I recently wanted to test out my fresh Python skills by doing a Codecademy Python course. I really like the way they explain things and even a complete beginner can start comfortably not just by reading trough pages of documentation, but by seeing examples and putting them to use on their online interpreter. I’ll be doing other courses they have over there for sure, and I highly recommend it, if you’re exploring a new language or are completely new to programming.

During a final exercise called median (under Loops / Practice Makes Perfect) I stumbled upon a first anomaly that I met up until now. The instructions are as follows:

Write a function called median that takes a list as an input and returns the median value of the list.

For example: median([1,1,2]) should return 1.

- The list can be of any size and the numbers are not guaranteed to be in any particular order.
- If the list contains an even number of elements, your function should return the average of the middle two.

I wrote the function, but line of code that calculated the average of two numbers didn’t quite work:

return (int(sorted_lst[0]) + int(sorted_lst[1])) / 2

So for example if I worked with integers 4 and 5 on this line of code it returned 4, while the result I expected was 4.5. I started to suspect, that this might be a Python 2 way of dividing, because I tested it in Python 3 interpreter that I use on my machine, and it worked flawlessly. Dividing two integers produces a float. A friend of mine confirmed my suspicion. If you divide two integers in Python 2, you get an integer. Actually, now that I think of it it even makes sense. I was just used to doing things in Python 3, and that confused me.

So I played around a bit with division in Python 2:

>>> 9 / 2 4 >>> float(9) / 2 4.5 >>> from __future__ import division >>> 9 / 2 4.5

Python 3 casts an integer to float by default before it divides it, and therefore returns a float. If you don’t need precision you can use floor division, which rounds the result down and returns an integer. For example (Python 3):

>>> 9 / 2 4.5 >>> 9 // 2 4

So this is how my function that passed Codecademy’s checks looked like when I was finished:

def median(lst): sorted_lst = sorted(lst) if len(lst) % 2 == 0: while len(sorted_lst) > 2: del sorted_lst[0] del sorted_lst[-1] return (float(sorted_lst[0]) + float(sorted_lst[1])) / 2 else: while len(sorted_lst) > 1: del sorted_lst[0] del sorted_lst[-1] return int(sorted_lst[0])
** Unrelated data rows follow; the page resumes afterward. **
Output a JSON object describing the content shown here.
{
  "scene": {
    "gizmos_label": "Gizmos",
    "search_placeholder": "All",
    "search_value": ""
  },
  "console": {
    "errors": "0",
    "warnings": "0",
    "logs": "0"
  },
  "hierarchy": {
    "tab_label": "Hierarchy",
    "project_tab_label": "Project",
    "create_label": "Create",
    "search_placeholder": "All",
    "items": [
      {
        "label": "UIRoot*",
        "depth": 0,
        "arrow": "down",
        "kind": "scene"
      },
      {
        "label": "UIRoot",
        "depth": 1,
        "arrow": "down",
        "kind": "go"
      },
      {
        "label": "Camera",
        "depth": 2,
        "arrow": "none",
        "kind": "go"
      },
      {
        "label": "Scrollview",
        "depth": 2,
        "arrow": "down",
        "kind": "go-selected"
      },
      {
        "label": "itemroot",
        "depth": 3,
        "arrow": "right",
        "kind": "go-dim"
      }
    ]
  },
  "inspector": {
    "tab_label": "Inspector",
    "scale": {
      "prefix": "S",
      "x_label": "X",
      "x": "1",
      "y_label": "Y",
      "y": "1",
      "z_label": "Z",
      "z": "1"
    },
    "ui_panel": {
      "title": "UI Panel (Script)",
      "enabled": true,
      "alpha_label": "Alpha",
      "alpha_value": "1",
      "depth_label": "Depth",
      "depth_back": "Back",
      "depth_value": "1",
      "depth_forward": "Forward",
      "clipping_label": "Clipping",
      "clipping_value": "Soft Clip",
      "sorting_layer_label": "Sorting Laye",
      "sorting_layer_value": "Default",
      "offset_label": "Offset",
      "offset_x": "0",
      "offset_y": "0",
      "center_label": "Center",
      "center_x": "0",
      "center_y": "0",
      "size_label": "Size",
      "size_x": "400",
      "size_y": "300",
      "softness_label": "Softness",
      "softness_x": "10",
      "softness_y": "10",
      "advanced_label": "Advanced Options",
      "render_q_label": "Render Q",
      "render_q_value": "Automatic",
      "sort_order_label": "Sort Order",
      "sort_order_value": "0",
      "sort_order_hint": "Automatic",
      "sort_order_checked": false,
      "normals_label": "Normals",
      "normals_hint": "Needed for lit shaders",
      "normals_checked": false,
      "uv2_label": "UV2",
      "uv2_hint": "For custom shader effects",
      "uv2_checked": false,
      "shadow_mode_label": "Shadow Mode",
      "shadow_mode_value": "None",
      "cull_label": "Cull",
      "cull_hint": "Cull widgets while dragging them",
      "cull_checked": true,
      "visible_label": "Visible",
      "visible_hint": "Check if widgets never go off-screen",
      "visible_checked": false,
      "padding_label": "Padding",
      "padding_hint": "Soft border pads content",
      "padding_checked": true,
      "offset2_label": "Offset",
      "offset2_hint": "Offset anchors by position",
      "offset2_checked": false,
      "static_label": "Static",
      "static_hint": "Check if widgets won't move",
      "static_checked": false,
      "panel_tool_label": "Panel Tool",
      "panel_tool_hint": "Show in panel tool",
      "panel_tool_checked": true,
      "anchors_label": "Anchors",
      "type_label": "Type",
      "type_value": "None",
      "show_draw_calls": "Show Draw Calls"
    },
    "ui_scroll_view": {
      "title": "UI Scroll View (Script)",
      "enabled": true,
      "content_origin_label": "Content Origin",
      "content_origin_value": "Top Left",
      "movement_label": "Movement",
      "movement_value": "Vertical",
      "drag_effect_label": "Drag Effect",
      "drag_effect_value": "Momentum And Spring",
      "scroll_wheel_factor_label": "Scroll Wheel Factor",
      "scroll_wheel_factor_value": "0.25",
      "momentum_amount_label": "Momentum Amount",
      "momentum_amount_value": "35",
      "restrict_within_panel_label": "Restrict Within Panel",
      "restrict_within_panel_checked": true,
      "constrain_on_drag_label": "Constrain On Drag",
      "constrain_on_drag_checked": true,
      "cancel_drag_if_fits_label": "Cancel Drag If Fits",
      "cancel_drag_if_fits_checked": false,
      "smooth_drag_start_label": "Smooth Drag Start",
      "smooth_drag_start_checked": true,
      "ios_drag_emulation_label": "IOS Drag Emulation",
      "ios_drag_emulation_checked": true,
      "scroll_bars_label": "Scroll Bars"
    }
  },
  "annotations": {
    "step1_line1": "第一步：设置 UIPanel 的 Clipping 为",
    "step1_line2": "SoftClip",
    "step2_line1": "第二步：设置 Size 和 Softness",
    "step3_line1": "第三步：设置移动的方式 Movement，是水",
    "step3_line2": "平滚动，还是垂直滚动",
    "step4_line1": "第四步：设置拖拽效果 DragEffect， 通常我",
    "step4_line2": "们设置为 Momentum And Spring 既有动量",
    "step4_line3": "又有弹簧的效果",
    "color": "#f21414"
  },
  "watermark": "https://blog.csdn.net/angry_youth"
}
I know there are differences between the last two major versions of Python, but this was the first time, that I actually had to think a bit harder for what exactly went wrong. Google rocks, and I learned something new today.